## What is required
Find and return every line of the data that contains the word "JSON".

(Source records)
***
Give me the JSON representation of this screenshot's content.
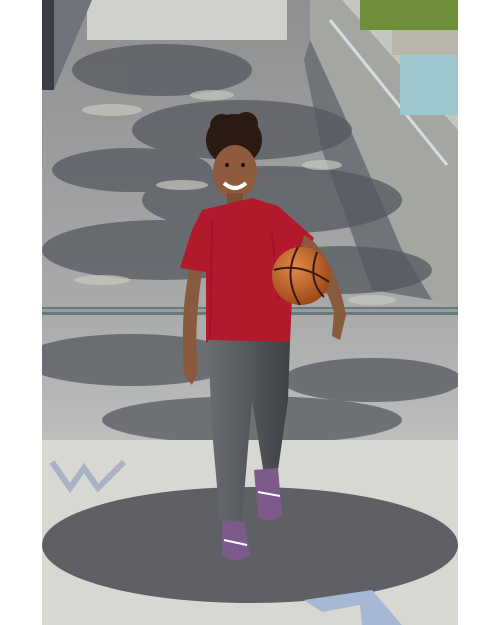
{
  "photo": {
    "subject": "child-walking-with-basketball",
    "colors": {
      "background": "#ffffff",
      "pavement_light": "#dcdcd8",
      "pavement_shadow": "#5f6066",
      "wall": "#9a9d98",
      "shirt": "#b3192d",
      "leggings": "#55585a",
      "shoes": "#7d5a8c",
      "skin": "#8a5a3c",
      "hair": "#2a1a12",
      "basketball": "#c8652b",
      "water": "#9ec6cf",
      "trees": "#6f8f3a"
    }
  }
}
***
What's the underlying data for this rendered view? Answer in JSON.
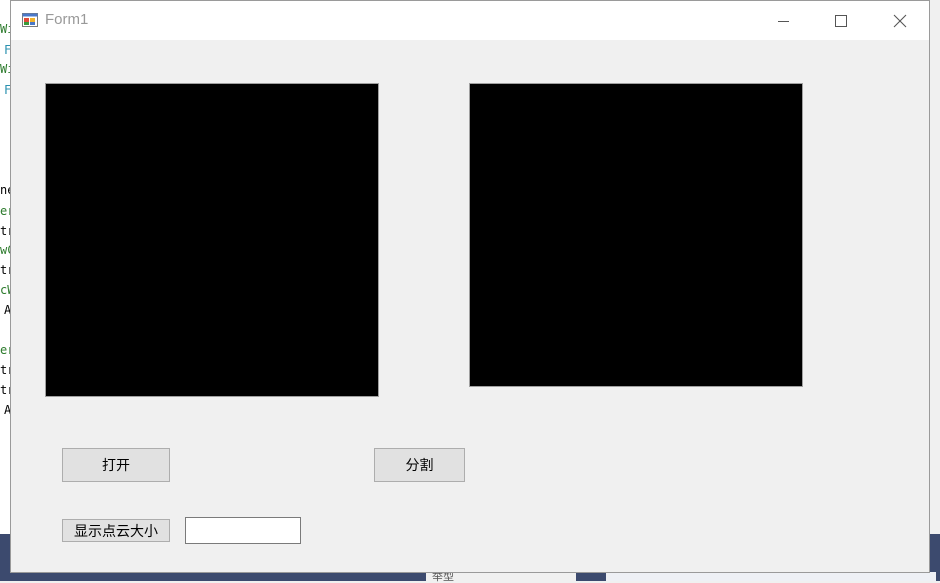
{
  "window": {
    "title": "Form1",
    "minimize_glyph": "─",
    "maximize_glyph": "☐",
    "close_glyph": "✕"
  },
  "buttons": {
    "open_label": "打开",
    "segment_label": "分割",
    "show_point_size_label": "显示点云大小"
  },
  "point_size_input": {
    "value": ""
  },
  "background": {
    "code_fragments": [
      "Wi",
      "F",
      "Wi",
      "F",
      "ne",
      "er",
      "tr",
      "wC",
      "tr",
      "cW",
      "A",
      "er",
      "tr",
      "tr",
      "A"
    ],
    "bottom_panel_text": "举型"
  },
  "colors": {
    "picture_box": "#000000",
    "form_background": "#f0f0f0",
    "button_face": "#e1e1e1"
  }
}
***
## Written solution
Give me the JSON representation of this screenshot's content.
What's the underlying data for this rendered view? Answer in JSON.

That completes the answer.